Bethel Field: Original home of the Eugene Larks of the Far West League 1950-1951 and the Eugene Emeralds 1955-1968 of the NW League. Now known as Lark Park at the corner of Duke Snider and Coraly Avenue. All that is left is a portion of the outfield. But if you love baseball it is a “Field of Dreams”…Gaze upon it and then close your eyes, feel it, smell it and hear it.

As noted by Aker, and also by me, in a newsletter trivia question a couple months back: Reggie Jackson hit his first professional home run at Bethel Field, while playing for the Lewiston Broncs.

Alright, back to PK Park. Friday’s game was cold and rainy throughout, so the vibes were a bit off. It was a great night for me, however, as I had the opportunity to talk to a variety of ballpark characters.

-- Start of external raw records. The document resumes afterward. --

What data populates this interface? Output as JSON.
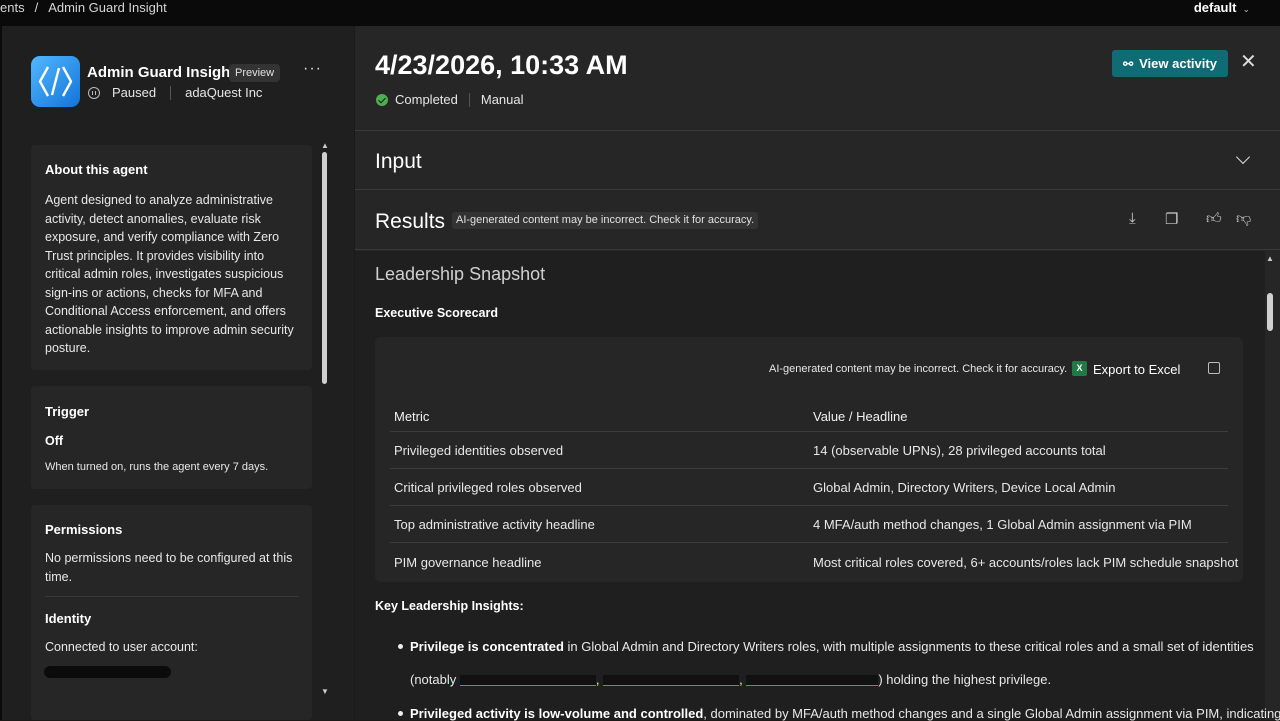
{
  "topbar": {
    "breadcrumb": [
      "ents",
      "/",
      "Admin Guard Insight"
    ],
    "environment": "default"
  },
  "agent": {
    "name": "Admin Guard Insight",
    "badge": "Preview",
    "more": "···",
    "status": "Paused",
    "org": "adaQuest Inc"
  },
  "about": {
    "title": "About this agent",
    "lines": [
      "Agent designed to analyze administrative",
      "activity, detect anomalies, evaluate risk",
      "exposure, and verify compliance with Zero",
      "Trust principles. It provides visibility into",
      "critical admin roles, investigates suspicious",
      "sign-ins or actions, checks for MFA and",
      "Conditional Access enforcement, and offers",
      "actionable insights to improve admin security",
      "posture."
    ]
  },
  "trigger": {
    "title": "Trigger",
    "value": "Off",
    "desc": "When turned on, runs the agent every 7 days."
  },
  "permissions": {
    "title": "Permissions",
    "lines": [
      "No permissions need to be configured at this",
      "time."
    ]
  },
  "identity": {
    "title": "Identity",
    "text": "Connected to user account:"
  },
  "run": {
    "title": "4/23/2026, 10:33 AM",
    "status": "Completed",
    "mode": "Manual",
    "view_activity": "View activity",
    "close": "✕"
  },
  "sections": {
    "input": "Input",
    "results": "Results",
    "ai_note": "AI-generated content may be incorrect. Check it for accuracy."
  },
  "report": {
    "heading": "Leadership Snapshot",
    "scorecard_title": "Executive Scorecard",
    "table_note": "AI-generated content may be incorrect. Check it for accuracy.",
    "export": "Export to Excel",
    "excel_icon": "X",
    "columns": [
      "Metric",
      "Value / Headline"
    ],
    "rows": [
      [
        "Privileged identities observed",
        "14 (observable UPNs), 28 privileged accounts total"
      ],
      [
        "Critical privileged roles observed",
        "Global Admin, Directory Writers, Device Local Admin"
      ],
      [
        "Top administrative activity headline",
        "4 MFA/auth method changes, 1 Global Admin assignment via PIM"
      ],
      [
        "PIM governance headline",
        "Most critical roles covered, 6+ accounts/roles lack PIM schedule snapshot"
      ]
    ],
    "insights_title": "Key Leadership Insights:",
    "insight1_bold": "Privilege is concentrated",
    "insight1_text": " in Global Admin and Directory Writers roles, with multiple assignments to these critical roles and a small set of identities",
    "insight1_line2_pre": "(notably ",
    "insight1_line2_post": ") holding the highest privilege.",
    "insight1_sep": ", ",
    "insight2_bold": "Privileged activity is low-volume and controlled",
    "insight2_text": ", dominated by MFA/auth method changes and a single Global Admin assignment via PIM, indicating"
  }
}
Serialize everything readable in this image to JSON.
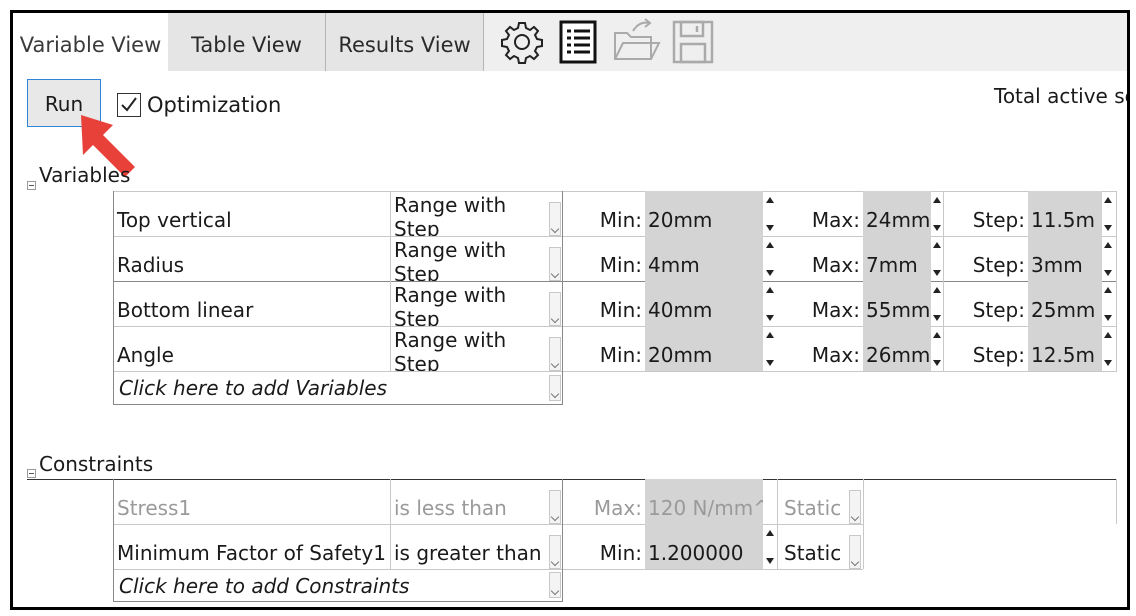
{
  "tabs": [
    {
      "label": "Variable View",
      "active": true
    },
    {
      "label": "Table View",
      "active": false
    },
    {
      "label": "Results View",
      "active": false
    }
  ],
  "toolbar": {
    "icons": [
      "gear-icon",
      "list-icon",
      "folder-arrow-icon",
      "save-icon"
    ]
  },
  "run_label": "Run",
  "optimization": {
    "label": "Optimization",
    "checked": true
  },
  "total_active_label": "Total active sc",
  "variables": {
    "title": "Variables",
    "rows": [
      {
        "name": "Top vertical",
        "type": "Range with Step",
        "min_label": "Min:",
        "min": "20mm",
        "max_label": "Max:",
        "max": "24mm",
        "step_label": "Step:",
        "step": "11.5m"
      },
      {
        "name": "Radius",
        "type": "Range with Step",
        "min_label": "Min:",
        "min": "4mm",
        "max_label": "Max:",
        "max": "7mm",
        "step_label": "Step:",
        "step": "3mm"
      },
      {
        "name": "Bottom linear",
        "type": "Range with Step",
        "min_label": "Min:",
        "min": "40mm",
        "max_label": "Max:",
        "max": "55mm",
        "step_label": "Step:",
        "step": "25mm"
      },
      {
        "name": "Angle",
        "type": "Range with Step",
        "min_label": "Min:",
        "min": "20mm",
        "max_label": "Max:",
        "max": "26mm",
        "step_label": "Step:",
        "step": "12.5m"
      }
    ],
    "add_label": "Click here to add Variables"
  },
  "constraints": {
    "title": "Constraints",
    "rows": [
      {
        "name": "Stress1",
        "condition": "is less than",
        "bound_label": "Max:",
        "bound": "120 N/mm^",
        "study": "Static",
        "disabled": true
      },
      {
        "name": "Minimum Factor of Safety1",
        "condition": "is greater than",
        "bound_label": "Min:",
        "bound": "1.200000",
        "study": "Static",
        "disabled": false
      }
    ],
    "add_label": "Click here to add Constraints"
  },
  "colors": {
    "accent": "#2f84d8",
    "arrow": "#e8413a",
    "cell_gray": "#d4d4d4"
  }
}
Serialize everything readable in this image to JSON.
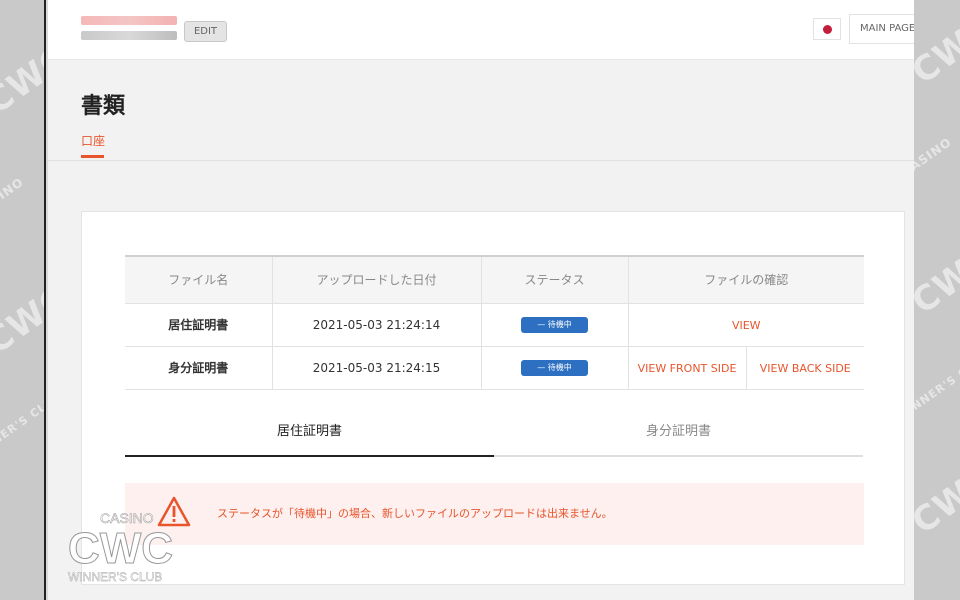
{
  "header": {
    "edit_label": "EDIT",
    "main_page_label": "MAIN PAGE"
  },
  "page": {
    "title": "書類",
    "tabs": [
      {
        "label": "口座",
        "active": true
      }
    ]
  },
  "table": {
    "headers": [
      "ファイル名",
      "アップロードした日付",
      "ステータス",
      "ファイルの確認"
    ],
    "rows": [
      {
        "name": "居住証明書",
        "date": "2021-05-03 21:24:14",
        "status": "待機中",
        "links": [
          "VIEW"
        ]
      },
      {
        "name": "身分証明書",
        "date": "2021-05-03 21:24:15",
        "status": "待機中",
        "links": [
          "VIEW FRONT SIDE",
          "VIEW BACK SIDE"
        ]
      }
    ]
  },
  "subtabs": [
    {
      "label": "居住証明書",
      "active": true
    },
    {
      "label": "身分証明書",
      "active": false
    }
  ],
  "alert": {
    "message": "ステータスが「待機中」の場合、新しいファイルのアップロードは出来ません。"
  },
  "watermark": {
    "top": "CASINO",
    "main": "CWC",
    "bottom": "WINNER'S CLUB",
    "side_texts": [
      "CASINO",
      "CWC",
      "WINNER'S CLUB"
    ]
  },
  "colors": {
    "accent": "#e8542b",
    "badge_blue": "#2d6fc0",
    "alert_bg": "#fdf0ee",
    "flag_red": "#c41e3a"
  },
  "icons": [
    "warning-icon",
    "japan-flag-icon"
  ]
}
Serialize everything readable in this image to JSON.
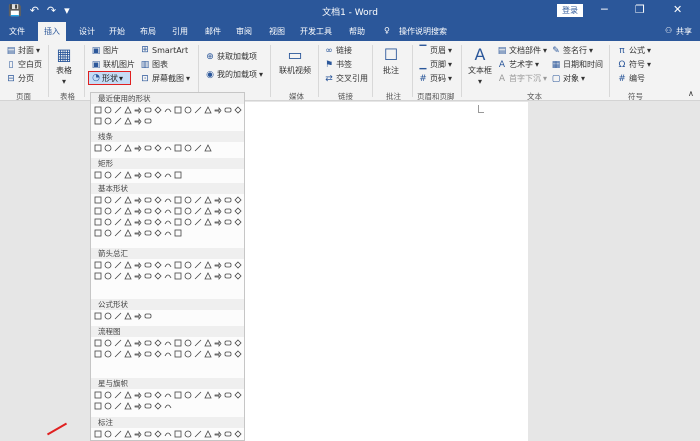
{
  "title": "文档1 - Word",
  "login": "登录",
  "share": "共享",
  "tabs": [
    "文件",
    "插入",
    "设计",
    "开始",
    "布局",
    "引用",
    "邮件",
    "审阅",
    "视图",
    "开发工具",
    "帮助",
    "操作说明搜索"
  ],
  "ribbon": {
    "cover": "封面",
    "blank_page": "空白页",
    "page_break": "分页",
    "group_pages": "页面",
    "table": "表格",
    "group_table": "表格",
    "picture": "图片",
    "online_picture": "联机图片",
    "shapes": "形状",
    "smartart": "SmartArt",
    "chart": "图表",
    "screenshot": "屏幕截图",
    "get_addins": "获取加载项",
    "my_addins": "我的加载项",
    "online_video": "联机视频",
    "group_media": "媒体",
    "link": "链接",
    "bookmark": "书签",
    "cross_ref": "交叉引用",
    "group_links": "链接",
    "comment": "批注",
    "group_comments": "批注",
    "header": "页眉",
    "footer": "页脚",
    "page_number": "页码",
    "group_header_footer": "页眉和页脚",
    "textbox": "文本框",
    "doc_parts": "文档部件",
    "wordart": "艺术字",
    "dropcap": "首字下沉",
    "signature": "签名行",
    "datetime": "日期和时间",
    "object": "对象",
    "group_text": "文本",
    "equation": "公式",
    "symbol": "符号",
    "numbering": "编号",
    "group_symbols": "符号"
  },
  "shapes_menu": {
    "sections": [
      "最近使用的形状",
      "线条",
      "矩形",
      "基本形状",
      "箭头总汇",
      "公式形状",
      "流程图",
      "星与旗帜",
      "标注"
    ]
  },
  "colors": {
    "brand": "#2b579a",
    "highlight_border": "#e02020"
  },
  "icons": [
    "save-icon",
    "undo-icon",
    "redo-icon",
    "customize-qat-icon",
    "lightbulb-icon",
    "user-icon",
    "minimize-icon",
    "restore-icon",
    "close-icon"
  ]
}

Jill Cole and Phil Carrasco were splitting time in the PA booth. The former, the primary announcer, got her job after her G-Rated heckling during an Ems game caught the attention of Benavides. Carrasco handles portions of the announcing whenever the Emeralds play as their “los Monarcas de Eugene” Copa de la Diversión identity, as they did on Friday.

And how’s this for an inspirational tale? After spending more than three decades as a middle school English teacher in San Bernardino, Joe McIntyre is now in his first season as the Emeralds’ promotions director. “It’s a labor of love,” he told me.

And if you’re a fan of the evergreen topic of baseball fathers and sons: When I first visited Eugene, in 2012, I took this pictures of Allan Benavides and his son, Christian, enjoying some Voodoo Donuts.

Fast-forward 11 years, and Christian is now 20 years old and working for the Emeralds. Where does the time go?

Benjamin Hill is a reporter for and writes Ben's Biz Blog. Follow Ben on Twitter @bensbiz.